[[ Given records open ]]

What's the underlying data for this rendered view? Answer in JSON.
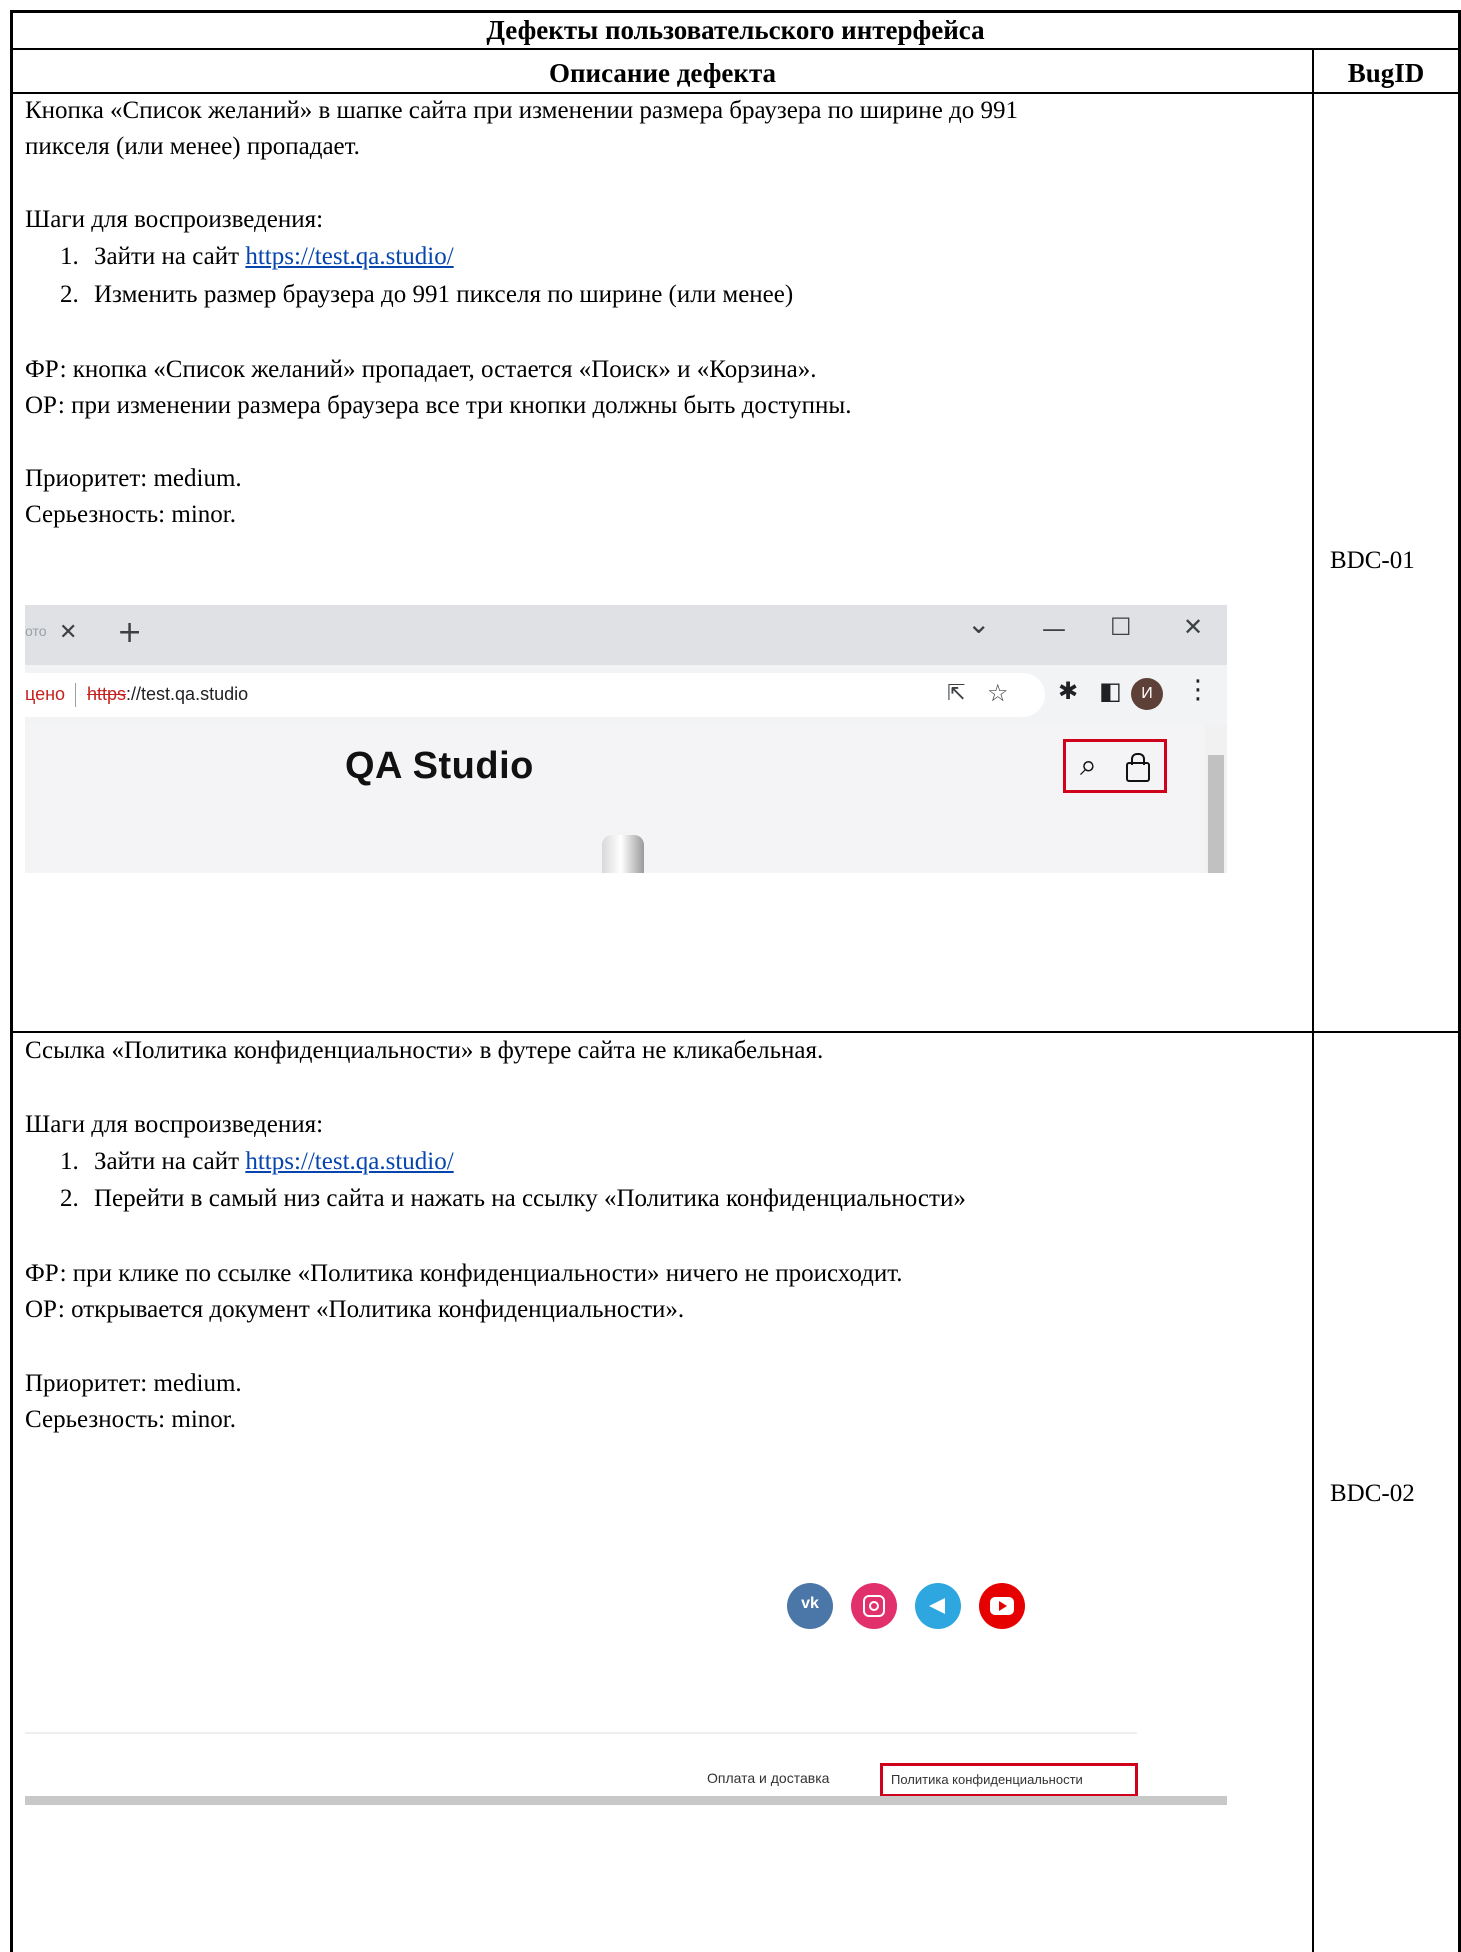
{
  "table": {
    "title": "Дефекты пользовательского интерфейса",
    "col_description": "Описание дефекта",
    "col_bugid": "BugID"
  },
  "bugs": [
    {
      "summary_line1": "Кнопка «Список желаний» в шапке сайта при изменении размера браузера по ширине до 991",
      "summary_line2": "пикселя (или менее) пропадает.",
      "steps_title": "Шаги для воспроизведения:",
      "step1_num": "1.",
      "step1_prefix": "Зайти на сайт ",
      "step1_link": "https://test.qa.studio/",
      "step2_num": "2.",
      "step2_text": "Изменить размер браузера до 991 пикселя по ширине (или менее)",
      "actual": "ФР: кнопка «Список желаний» пропадает, остается «Поиск» и «Корзина».",
      "expected": "ОР: при изменении размера браузера все три кнопки должны быть доступны.",
      "priority": "Приоритет: medium.",
      "severity": "Серьезность: minor.",
      "id": "BDC-01"
    },
    {
      "summary_line1": "Ссылка «Политика конфиденциальности» в футере сайта не кликабельная.",
      "steps_title": "Шаги для воспроизведения:",
      "step1_num": "1.",
      "step1_prefix": "Зайти на сайт ",
      "step1_link": "https://test.qa.studio/",
      "step2_num": "2.",
      "step2_text": "Перейти в самый низ сайта и нажать на ссылку «Политика конфиденциальности»",
      "actual": "ФР: при клике по ссылке «Политика конфиденциальности» ничего не происходит.",
      "expected": "ОР: открывается документ «Политика конфиденциальности».",
      "priority": "Приоритет: medium.",
      "severity": "Серьезность: minor.",
      "id": "BDC-02"
    }
  ],
  "screenshot1": {
    "tab_fragment": "ото",
    "tab_close": "✕",
    "new_tab": "+",
    "caret": "⌄",
    "minimize": "—",
    "maximize": "☐",
    "close": "✕",
    "insecure_fragment": "цено",
    "url_scheme": "https",
    "url_rest": "://test.qa.studio",
    "profile_initial": "И",
    "menu_dots": "⋮",
    "star": "☆",
    "share": "⇱",
    "puzzle": "✱",
    "sidepanel": "◧",
    "site_title": "QA Studio",
    "search_icon": "⌕",
    "bag_icon": "🔒",
    "highlight_color": "#d0021b"
  },
  "screenshot2": {
    "footer_link1": "Оплата и доставка",
    "footer_link2": "Политика конфиденциальности",
    "vk_label": "vk",
    "highlight_color": "#d0021b",
    "social_colors": {
      "vk": "#4a76a8",
      "instagram": "#e1306c",
      "telegram": "#2ea6df",
      "youtube": "#e60000"
    }
  }
}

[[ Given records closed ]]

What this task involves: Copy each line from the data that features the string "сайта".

Exercise answer:
      "summary_line1": "Кнопка «Список желаний» в шапке сайта при изменении размера браузера по ширине до 991",
      "summary_line1": "Ссылка «Политика конфиденциальности» в футере сайта не кликабельная.",
      "step2_text": "Перейти в самый низ сайта и нажать на ссылку «Политика конфиденциальности»",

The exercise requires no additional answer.